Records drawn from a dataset
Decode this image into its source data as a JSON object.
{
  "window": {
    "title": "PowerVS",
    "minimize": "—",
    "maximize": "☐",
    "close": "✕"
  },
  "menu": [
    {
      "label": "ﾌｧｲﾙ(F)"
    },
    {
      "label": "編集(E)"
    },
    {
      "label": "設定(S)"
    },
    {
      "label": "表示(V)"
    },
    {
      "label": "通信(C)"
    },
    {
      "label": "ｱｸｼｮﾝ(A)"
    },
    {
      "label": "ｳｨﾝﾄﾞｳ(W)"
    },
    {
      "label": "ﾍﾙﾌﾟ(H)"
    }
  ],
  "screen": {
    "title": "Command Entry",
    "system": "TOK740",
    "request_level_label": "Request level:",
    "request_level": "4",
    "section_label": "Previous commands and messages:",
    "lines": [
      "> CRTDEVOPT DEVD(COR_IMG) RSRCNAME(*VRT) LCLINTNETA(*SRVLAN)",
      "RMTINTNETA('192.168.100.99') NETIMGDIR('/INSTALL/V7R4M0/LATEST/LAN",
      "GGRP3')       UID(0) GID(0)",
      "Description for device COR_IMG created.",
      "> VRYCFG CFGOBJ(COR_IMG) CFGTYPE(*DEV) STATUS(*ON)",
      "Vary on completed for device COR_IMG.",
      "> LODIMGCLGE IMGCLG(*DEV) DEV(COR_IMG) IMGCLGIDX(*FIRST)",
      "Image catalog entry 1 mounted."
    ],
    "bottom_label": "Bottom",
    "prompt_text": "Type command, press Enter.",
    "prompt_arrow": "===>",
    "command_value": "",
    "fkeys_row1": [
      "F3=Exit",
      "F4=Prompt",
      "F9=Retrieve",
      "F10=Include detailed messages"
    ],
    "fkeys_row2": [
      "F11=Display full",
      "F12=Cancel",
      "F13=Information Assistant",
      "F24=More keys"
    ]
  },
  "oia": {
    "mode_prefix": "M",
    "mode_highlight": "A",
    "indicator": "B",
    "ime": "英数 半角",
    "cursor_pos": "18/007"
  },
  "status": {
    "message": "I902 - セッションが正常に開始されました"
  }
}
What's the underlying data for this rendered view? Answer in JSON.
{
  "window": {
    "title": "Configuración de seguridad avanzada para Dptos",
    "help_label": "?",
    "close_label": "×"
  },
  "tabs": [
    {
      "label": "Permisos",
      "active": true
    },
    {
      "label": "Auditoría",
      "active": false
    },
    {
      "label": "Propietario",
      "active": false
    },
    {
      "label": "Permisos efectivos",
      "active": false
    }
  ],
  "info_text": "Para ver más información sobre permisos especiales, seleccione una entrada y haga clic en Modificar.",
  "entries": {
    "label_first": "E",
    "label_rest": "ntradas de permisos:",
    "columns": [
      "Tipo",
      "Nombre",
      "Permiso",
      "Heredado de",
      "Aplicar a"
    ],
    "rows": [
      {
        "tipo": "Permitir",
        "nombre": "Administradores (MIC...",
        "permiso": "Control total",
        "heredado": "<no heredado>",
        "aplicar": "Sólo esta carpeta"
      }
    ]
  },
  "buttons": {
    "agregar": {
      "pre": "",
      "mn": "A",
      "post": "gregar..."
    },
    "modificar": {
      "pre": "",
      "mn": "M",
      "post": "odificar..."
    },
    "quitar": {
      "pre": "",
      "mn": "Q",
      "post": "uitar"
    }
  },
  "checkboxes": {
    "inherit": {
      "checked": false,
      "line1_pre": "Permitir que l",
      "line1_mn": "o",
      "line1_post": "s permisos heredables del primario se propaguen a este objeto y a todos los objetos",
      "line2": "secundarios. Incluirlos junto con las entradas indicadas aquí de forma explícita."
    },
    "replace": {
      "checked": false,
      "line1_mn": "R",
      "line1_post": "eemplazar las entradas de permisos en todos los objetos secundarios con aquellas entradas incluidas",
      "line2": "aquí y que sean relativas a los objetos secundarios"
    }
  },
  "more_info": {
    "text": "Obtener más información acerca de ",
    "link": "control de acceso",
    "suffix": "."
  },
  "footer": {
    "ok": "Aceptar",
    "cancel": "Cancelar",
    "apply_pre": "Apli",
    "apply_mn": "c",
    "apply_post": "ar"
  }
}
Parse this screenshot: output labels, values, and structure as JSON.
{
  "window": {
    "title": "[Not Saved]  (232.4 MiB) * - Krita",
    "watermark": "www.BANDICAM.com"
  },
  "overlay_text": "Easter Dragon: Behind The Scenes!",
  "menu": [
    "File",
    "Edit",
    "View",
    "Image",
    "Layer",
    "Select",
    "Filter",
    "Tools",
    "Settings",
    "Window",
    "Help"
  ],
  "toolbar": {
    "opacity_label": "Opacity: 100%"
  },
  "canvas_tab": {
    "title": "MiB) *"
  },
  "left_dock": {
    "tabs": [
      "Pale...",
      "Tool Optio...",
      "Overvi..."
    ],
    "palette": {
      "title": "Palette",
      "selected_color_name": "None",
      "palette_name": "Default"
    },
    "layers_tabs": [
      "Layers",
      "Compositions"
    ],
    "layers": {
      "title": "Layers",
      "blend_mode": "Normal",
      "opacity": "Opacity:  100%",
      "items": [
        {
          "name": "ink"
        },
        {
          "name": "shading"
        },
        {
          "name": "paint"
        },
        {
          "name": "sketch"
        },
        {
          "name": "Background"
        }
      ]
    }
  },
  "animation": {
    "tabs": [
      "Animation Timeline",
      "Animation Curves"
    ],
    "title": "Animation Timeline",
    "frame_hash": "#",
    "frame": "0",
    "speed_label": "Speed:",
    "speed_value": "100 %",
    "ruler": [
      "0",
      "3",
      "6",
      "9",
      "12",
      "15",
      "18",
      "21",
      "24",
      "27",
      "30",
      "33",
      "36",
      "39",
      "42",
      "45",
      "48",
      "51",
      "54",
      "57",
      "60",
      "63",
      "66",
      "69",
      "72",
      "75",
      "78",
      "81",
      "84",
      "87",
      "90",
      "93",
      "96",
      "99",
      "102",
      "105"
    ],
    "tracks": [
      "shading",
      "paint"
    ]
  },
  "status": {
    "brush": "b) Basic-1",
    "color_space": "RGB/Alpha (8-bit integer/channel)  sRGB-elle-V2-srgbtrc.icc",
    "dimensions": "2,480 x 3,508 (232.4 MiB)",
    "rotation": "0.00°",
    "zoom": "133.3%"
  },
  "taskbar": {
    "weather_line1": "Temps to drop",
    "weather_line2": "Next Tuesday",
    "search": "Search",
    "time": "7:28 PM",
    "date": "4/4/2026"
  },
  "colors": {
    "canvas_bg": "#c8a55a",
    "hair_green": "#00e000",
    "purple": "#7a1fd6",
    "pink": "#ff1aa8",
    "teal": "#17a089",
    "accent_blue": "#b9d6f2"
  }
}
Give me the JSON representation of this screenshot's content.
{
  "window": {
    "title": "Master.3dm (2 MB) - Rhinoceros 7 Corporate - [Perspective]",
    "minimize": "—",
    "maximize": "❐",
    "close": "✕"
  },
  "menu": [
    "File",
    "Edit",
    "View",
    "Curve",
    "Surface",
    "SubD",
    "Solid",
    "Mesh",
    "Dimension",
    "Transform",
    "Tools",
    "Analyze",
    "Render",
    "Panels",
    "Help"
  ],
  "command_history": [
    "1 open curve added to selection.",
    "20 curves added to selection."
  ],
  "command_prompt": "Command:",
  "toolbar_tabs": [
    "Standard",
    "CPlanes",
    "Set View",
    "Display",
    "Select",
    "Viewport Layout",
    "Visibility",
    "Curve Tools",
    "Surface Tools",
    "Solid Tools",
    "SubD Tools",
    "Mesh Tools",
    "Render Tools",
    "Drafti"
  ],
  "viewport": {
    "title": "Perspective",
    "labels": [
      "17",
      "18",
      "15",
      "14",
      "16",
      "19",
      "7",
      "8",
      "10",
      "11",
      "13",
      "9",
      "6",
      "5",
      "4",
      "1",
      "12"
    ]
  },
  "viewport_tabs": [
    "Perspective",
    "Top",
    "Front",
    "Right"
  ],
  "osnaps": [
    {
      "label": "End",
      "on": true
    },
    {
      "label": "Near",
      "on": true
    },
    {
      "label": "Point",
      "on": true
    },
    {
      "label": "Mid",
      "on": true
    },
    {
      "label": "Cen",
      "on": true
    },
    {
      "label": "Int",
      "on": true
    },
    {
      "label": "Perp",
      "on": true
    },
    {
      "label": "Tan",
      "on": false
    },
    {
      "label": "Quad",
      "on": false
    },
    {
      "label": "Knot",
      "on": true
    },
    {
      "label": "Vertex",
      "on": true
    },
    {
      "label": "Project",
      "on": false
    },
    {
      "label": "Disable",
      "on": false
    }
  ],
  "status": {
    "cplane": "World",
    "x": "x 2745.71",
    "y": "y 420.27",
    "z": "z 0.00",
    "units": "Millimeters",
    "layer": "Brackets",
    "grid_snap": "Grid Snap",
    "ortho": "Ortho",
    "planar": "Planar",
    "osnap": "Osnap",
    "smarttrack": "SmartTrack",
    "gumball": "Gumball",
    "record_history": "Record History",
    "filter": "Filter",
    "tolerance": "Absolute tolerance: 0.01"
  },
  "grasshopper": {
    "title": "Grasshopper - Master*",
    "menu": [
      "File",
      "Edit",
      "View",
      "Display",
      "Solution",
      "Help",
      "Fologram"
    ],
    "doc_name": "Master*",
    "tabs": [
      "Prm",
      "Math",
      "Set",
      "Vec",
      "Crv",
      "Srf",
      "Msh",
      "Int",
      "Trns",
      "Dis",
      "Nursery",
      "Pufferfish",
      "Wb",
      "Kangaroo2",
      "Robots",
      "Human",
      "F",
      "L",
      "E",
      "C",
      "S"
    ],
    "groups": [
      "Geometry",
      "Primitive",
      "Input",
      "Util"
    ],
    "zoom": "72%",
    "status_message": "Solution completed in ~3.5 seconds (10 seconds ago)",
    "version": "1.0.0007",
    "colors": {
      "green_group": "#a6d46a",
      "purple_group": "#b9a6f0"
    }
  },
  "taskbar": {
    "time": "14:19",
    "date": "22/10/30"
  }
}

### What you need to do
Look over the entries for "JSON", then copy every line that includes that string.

### Task result
Decode this image into its source data as a JSON object.
What's the underlying data for this rendered view? Answer in JSON.
Parse this screenshot: output labels, values, and structure as JSON.
Give me the JSON representation of this screenshot's content.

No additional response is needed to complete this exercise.